Uber and the City of Ottawa have agreed to a surcharge amount that will go towards supporting accessible transportation in the city.
The two entities arranged the solution due to the fact that Uber’s wheelchair-accessible fleet is not available in the area.
According to Anthony Di Monte, the city’s general manager of emergency and protective services, within a memo to City council, seven cents from every Uber trip will now be applied to the municipal reserve fund.
The surcharge will be applied retroactively to all Uber trips taken since October 4th 2016, the day Uber was first licensed in the city.
The memo mentions that the total money spent on Uber trips in Ottawa will amount to about $450,000. Going forward the money will be given to the city monthly, says Di Monte.
According to CBC the City of Ottawa was criticized by accessibility advocates within the city, due to the city implementing a surcharge instead of requiring Uber to provide an accessible service.

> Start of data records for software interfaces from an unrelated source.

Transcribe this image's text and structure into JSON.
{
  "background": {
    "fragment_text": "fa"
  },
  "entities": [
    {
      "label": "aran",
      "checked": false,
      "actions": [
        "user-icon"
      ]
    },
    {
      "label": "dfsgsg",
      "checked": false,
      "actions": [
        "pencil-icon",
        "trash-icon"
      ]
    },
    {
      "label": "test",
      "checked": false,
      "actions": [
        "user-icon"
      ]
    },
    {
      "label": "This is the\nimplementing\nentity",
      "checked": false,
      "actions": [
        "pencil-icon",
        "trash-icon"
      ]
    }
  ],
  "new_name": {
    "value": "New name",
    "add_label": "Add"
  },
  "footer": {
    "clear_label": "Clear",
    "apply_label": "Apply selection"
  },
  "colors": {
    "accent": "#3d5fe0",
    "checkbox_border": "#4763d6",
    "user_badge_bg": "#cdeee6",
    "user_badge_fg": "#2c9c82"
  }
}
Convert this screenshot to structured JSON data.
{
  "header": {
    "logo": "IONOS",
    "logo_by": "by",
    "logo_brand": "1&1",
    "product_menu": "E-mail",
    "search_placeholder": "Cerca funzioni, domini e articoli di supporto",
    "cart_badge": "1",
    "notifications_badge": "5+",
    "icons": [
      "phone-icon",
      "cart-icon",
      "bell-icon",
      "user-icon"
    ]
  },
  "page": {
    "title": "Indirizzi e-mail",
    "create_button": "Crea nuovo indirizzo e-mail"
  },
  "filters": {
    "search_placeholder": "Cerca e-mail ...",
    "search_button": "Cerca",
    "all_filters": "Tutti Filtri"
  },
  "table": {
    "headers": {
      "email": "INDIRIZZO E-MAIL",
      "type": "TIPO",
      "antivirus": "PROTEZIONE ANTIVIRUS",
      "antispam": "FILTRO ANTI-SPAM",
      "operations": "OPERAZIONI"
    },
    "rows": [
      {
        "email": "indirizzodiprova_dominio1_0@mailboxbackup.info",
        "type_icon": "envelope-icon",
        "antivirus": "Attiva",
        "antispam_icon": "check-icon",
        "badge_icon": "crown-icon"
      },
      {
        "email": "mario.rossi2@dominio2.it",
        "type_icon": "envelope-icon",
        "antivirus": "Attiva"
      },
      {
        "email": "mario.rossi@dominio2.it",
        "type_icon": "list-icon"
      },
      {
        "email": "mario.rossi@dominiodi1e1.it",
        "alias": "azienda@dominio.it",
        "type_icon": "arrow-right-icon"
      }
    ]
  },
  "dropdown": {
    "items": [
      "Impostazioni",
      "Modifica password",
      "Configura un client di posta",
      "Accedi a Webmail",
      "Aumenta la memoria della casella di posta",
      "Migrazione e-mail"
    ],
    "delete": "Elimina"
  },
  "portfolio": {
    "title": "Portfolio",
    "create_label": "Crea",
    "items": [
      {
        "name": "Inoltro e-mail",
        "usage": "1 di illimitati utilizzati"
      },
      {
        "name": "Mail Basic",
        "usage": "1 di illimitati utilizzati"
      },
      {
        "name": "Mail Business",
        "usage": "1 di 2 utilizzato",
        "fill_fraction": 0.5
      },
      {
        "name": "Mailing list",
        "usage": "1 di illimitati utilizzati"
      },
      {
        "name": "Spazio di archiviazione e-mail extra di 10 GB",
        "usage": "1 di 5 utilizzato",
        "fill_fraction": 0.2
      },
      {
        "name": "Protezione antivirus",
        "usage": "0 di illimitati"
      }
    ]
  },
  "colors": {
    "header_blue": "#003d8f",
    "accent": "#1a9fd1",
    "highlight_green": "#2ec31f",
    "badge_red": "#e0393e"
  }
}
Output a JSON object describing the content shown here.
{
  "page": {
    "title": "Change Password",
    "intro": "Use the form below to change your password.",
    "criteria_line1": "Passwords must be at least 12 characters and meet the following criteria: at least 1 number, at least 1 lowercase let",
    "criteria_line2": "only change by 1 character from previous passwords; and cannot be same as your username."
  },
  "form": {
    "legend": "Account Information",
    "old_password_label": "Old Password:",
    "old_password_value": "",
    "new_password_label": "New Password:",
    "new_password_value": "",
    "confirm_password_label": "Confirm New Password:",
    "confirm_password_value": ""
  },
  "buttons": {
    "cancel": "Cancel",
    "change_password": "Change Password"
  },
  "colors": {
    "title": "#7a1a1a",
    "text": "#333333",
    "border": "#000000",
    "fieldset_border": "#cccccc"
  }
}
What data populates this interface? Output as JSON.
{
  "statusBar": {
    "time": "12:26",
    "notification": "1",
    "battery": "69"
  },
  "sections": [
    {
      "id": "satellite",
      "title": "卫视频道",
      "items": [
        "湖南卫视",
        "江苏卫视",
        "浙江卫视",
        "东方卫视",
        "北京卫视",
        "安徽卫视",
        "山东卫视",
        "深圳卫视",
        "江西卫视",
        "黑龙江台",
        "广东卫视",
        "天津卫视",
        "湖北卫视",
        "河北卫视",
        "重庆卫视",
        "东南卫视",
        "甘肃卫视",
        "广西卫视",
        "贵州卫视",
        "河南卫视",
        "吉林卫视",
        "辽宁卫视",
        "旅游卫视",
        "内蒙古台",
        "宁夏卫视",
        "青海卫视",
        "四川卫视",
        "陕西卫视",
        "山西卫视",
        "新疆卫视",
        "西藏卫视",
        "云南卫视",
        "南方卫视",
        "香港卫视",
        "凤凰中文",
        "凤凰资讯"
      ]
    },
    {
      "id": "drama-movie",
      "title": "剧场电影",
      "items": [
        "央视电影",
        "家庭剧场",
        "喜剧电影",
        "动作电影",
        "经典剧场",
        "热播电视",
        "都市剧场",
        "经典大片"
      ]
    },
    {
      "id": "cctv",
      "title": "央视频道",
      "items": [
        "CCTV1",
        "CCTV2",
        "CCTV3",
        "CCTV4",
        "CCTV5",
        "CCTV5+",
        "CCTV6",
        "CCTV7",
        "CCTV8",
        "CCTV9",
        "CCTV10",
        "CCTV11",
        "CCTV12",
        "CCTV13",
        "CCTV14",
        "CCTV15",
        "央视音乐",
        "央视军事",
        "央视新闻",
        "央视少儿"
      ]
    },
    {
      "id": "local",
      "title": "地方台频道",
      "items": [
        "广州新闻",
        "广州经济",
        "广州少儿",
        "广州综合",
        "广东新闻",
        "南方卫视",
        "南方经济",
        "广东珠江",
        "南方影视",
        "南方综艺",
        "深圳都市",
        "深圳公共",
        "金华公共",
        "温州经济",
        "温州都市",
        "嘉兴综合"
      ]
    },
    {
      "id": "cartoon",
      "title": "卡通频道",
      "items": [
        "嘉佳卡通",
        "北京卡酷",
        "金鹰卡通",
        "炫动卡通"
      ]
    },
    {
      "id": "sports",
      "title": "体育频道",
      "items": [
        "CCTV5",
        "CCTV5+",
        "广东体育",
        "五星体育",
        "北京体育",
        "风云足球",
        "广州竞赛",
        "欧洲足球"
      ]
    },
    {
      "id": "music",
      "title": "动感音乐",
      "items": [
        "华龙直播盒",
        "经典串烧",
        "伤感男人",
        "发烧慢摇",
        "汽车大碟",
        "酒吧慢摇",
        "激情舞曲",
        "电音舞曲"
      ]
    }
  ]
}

As of right now there are no current plans for the fund and, within the memo, Di Monte mentions that he will work with other internal and external agencies, such as the city’s accessibility advisory committee, to come up with a plan.
The work will start in September with another report to city council, according to Di Monte.